## Your objective
Copy the entries exactly. Leave out any pictures.

━━━ Exercise inputs

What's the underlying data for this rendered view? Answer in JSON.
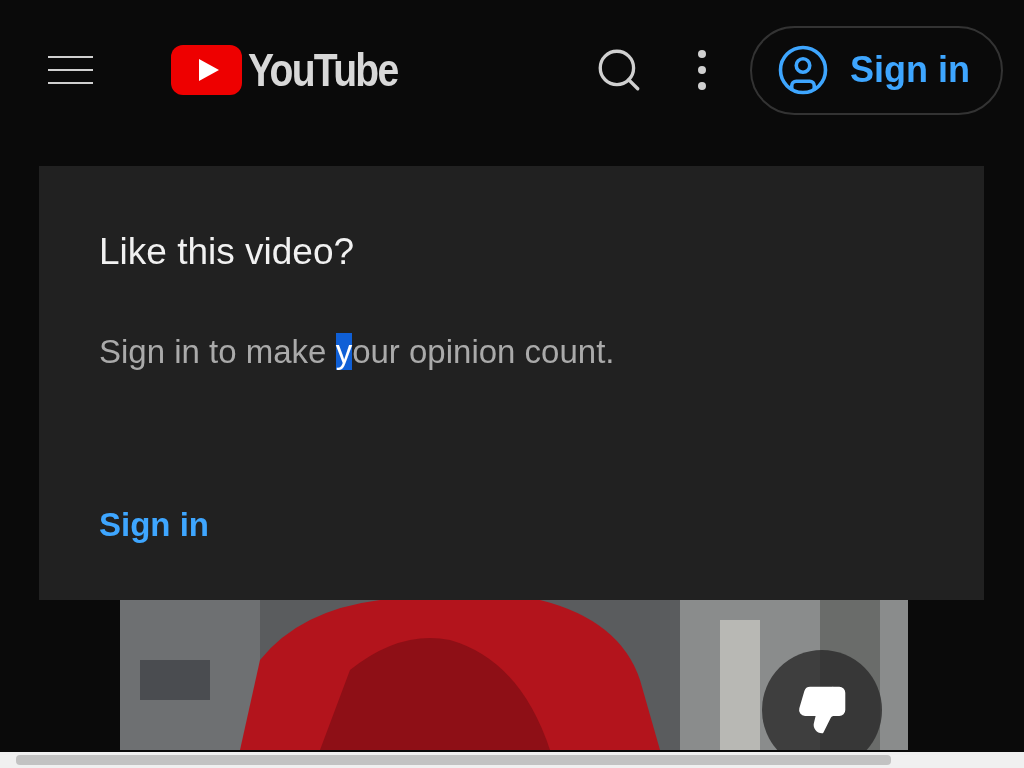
{
  "header": {
    "logo_text": "YouTube",
    "sign_in_button": "Sign in"
  },
  "dialog": {
    "title": "Like this video?",
    "message": {
      "before": "Sign in to make ",
      "selected_text": "y",
      "after": "our opinion count."
    },
    "link": "Sign in"
  }
}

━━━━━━

## Solution to the exercise
What's the underlying data for this rendered view? Answer in JSON.
{
  "header": {
    "logo_text": "YouTube",
    "sign_in_button": "Sign in"
  },
  "dialog": {
    "title": "Like this video?",
    "message": {
      "before": "Sign in to make ",
      "selected_text": "y",
      "after": "our opinion count."
    },
    "link": "Sign in"
  }
}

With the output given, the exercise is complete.